This has become problematic in a variety of ways -- lying about Barack Obama, for example, was unwise and unnecessary -- including the fact that Trump's self-aggrandizing boasts has led to scrutiny that makes him look worse, not better. Trump, for example, bragged yesterday that he's "called every family" of American servicemen and women killed in action, unlike other recent presidents. The Associated Press took a closer look and found that the claim isn't true.
...AP found relatives of four soldiers who died overseas during Trump's presidency who said they never received calls from him. Relatives of two also confirmed they did not get letters. And proof is plentiful that Barack Obama and George W. Bush -- saddled with far more combat casualties than the roughly two dozen so far under Trump -- took painstaking steps to write, call or meet bereaved military families.After her Army son died in an armored vehicle rollover in Syria in May, Sheila Murphy says, she got no call or letter from Trump, even as she waited months for his condolences and wrote him that "some days I don't want to live."
The Washington Post reports today, meanwhile, that Trump did call Chris Baldridge, whose son, Army Cpl. Dillon Baldridge, was killed in Afghanistan. But as part of their conversation over the summer, the president offered the grieving father "$25,000 and said he would direct his staff to establish an online fundraiser for the family."
Though the article initially reported that "neither happened," a White House spokesperson insisted a check "has been sent." (At this point, it's not yet clear when the check was sent or what the date is on the check.)
The Post also reported that some of the families who lost loved ones killed in action "said they had not heard from the president," since Trump took office.
And following up on this morning's item, Sgt. La David T. Johnson's mother, Cowanda Jones-Johnson, told the Washington Post that she was present during the call from the White House on Tuesday to Johnson's widow. She said Trump showed "disrespect" to her family during the call, during which the president reportedly said David Johnson "must have known what he signed up for."
The simple fact remains that Trump wasn't initially asked about how -- or even, whether -- he interacted with grieving families. The original question was about his silence on the attack that left four American soldiers dead. The president apparently preferred to have a conversation about his phone calls, instead.

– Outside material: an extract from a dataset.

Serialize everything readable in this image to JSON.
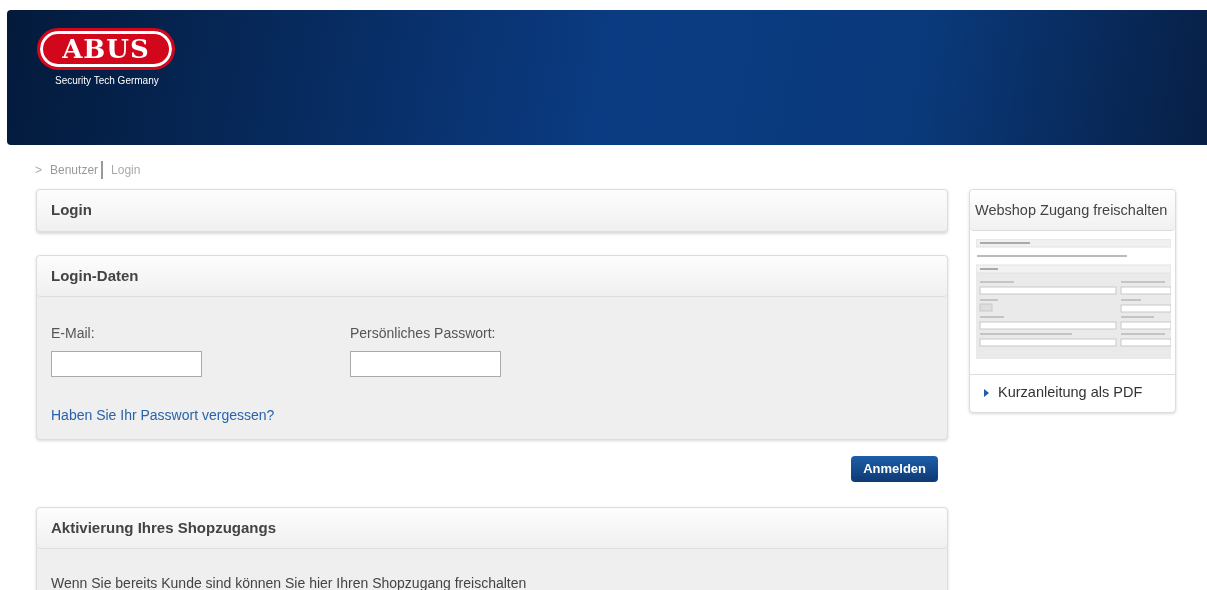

That conversation led Trump to establish standards he doesn't appear to be meeting.